Being an African-American woman did not become an issue until I went to graduate school for my master's degree. Unfortunately, I learned a few lessons the hard way. My advice to African Americans looking at graduate schools is to choose a school only after thoroughly exploring the policies and philosophies of the department and the research areas of the faculty. I encountered many professors who were very discouraging. It saddened me when I realized that some were discouraging me because I am a woman of color from an HBCU. I felt I needed to be in a more supportive departmental environment.
MENTORSHIP is key! In fact, while I was still a master's student at this university, I attended conferences and networked with other minority mathematicians. At one of those conferences, I met mathematicians who served as mentors. It is due to the selflessness of one such mentor that I made the decision to pursue a Ph.D. in mathematics at the University of Maryland, College Park . My decision was also affected by the presence of other minority mathematics graduate students and the flexible departmental policies at the University of Maryland.

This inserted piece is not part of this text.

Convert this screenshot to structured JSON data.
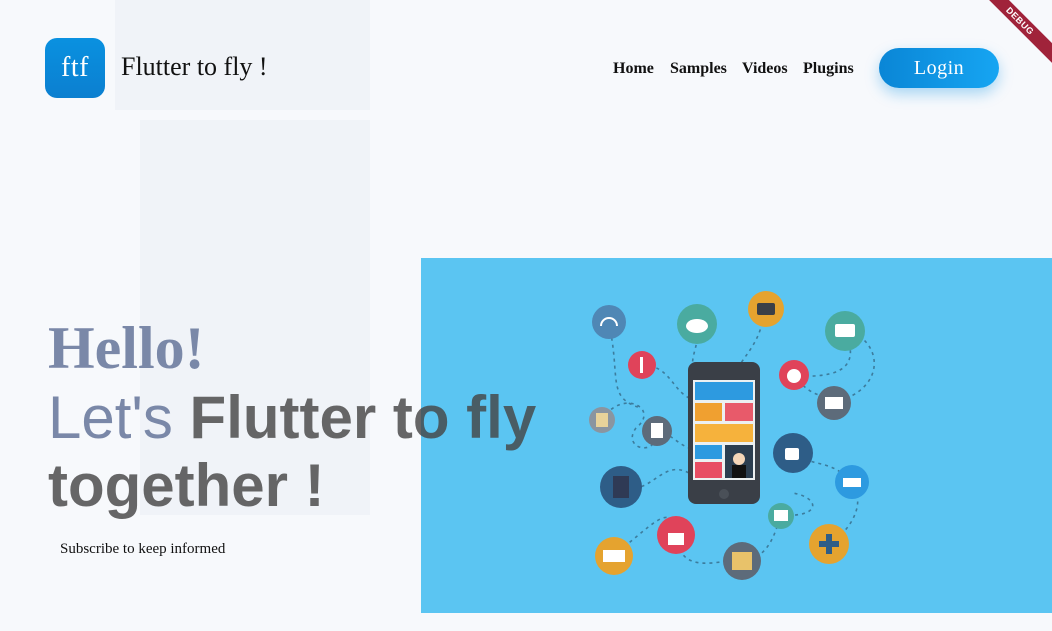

Ever since my studies at Xavier, I knew I wanted to teach mathematics. Not only did I love the subject, but I also discovered that I had a talent for imparting the knowledge in a way that could easily be understood. Hence, I decided that one of my goals in life was to become a professor of mathematics. This decision was not affected by the fact that I am an African-American woman.
And I have achieved my goal! I am currently a Clare Boothe Luce Professor of Mathematics at Trinity College  in Washington, D.C. I have the opportunity to teach what I love and also to mentor young college women. Along with this opportunity, I also have been able to continue the research I began in my dissertation. As a member of the National Center of Excellence for Aviation Operations Research , I developed statistical models to help predict the arrival capacity of an airport during inclement weather conditions. These models, when used in conjunction with stochastic ground-holding models, could aid the specialists at the
The advice I would give to aspiring mathematicians and scientists is to have faith in yourself! Do what you love and NEVER GIVE UP when you are following a dream. Perseverance is the key! The Ph.D. is not necessarily achieved by the most intellectual but by the most determined!
In 2000, Tasha Inniss was among the first three African-American women to receive a Ph.D. in mathematics from the University of Maryland.